#### DATA FOR THIS TASK ####

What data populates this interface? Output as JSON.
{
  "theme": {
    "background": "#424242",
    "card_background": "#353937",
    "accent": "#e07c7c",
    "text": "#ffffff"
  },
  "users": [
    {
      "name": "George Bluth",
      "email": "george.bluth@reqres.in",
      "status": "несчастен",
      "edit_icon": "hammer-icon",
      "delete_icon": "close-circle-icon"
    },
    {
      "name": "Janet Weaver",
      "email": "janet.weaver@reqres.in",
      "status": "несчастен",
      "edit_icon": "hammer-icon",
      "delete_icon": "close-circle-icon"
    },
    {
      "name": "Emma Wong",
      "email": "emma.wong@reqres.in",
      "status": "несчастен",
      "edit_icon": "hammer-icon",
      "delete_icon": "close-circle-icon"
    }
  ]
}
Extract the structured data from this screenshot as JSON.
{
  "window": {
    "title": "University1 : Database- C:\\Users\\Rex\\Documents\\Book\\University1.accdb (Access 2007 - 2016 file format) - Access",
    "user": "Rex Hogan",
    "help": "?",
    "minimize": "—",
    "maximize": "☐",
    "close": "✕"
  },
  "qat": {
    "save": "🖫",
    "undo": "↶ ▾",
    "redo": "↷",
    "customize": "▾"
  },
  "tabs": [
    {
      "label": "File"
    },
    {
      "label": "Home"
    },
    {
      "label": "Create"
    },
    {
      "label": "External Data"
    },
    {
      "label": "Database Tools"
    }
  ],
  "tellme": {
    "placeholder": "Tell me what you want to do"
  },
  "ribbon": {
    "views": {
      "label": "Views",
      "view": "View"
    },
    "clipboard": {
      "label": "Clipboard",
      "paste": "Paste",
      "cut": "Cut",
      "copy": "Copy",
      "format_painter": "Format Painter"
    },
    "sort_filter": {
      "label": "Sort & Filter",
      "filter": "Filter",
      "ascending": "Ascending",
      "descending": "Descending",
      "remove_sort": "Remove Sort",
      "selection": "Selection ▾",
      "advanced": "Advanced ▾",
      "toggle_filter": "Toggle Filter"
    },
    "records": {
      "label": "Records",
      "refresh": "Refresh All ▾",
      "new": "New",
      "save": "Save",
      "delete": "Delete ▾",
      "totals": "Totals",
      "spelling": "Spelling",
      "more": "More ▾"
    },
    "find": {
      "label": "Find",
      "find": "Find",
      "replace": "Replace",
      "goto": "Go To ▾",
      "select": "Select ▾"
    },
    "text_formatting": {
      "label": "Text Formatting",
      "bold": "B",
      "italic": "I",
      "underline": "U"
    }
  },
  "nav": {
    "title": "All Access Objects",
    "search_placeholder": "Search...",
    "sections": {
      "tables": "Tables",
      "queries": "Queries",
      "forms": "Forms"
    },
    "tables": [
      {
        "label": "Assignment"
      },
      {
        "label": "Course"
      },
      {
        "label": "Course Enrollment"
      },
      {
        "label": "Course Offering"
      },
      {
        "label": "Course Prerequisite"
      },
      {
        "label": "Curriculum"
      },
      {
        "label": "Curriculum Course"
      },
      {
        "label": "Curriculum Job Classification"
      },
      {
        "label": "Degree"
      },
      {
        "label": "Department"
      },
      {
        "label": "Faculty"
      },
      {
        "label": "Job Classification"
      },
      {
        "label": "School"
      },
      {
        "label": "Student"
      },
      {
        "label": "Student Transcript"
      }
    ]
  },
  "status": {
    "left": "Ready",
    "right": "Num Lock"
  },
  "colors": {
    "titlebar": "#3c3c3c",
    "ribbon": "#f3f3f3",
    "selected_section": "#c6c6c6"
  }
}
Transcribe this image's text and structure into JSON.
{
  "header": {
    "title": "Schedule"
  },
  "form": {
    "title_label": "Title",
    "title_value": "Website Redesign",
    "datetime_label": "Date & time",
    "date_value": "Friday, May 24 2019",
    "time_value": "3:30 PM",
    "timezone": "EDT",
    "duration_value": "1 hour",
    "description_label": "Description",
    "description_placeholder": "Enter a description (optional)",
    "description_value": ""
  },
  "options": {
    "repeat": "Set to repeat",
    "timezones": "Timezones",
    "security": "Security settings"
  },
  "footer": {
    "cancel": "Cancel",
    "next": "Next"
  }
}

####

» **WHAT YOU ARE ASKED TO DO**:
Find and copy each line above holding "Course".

» **ANSWER BOX**:
        "label": "Course"
        "label": "Course Enrollment"
        "label": "Course Offering"
        "label": "Course Prerequisite"
        "label": "Curriculum Course"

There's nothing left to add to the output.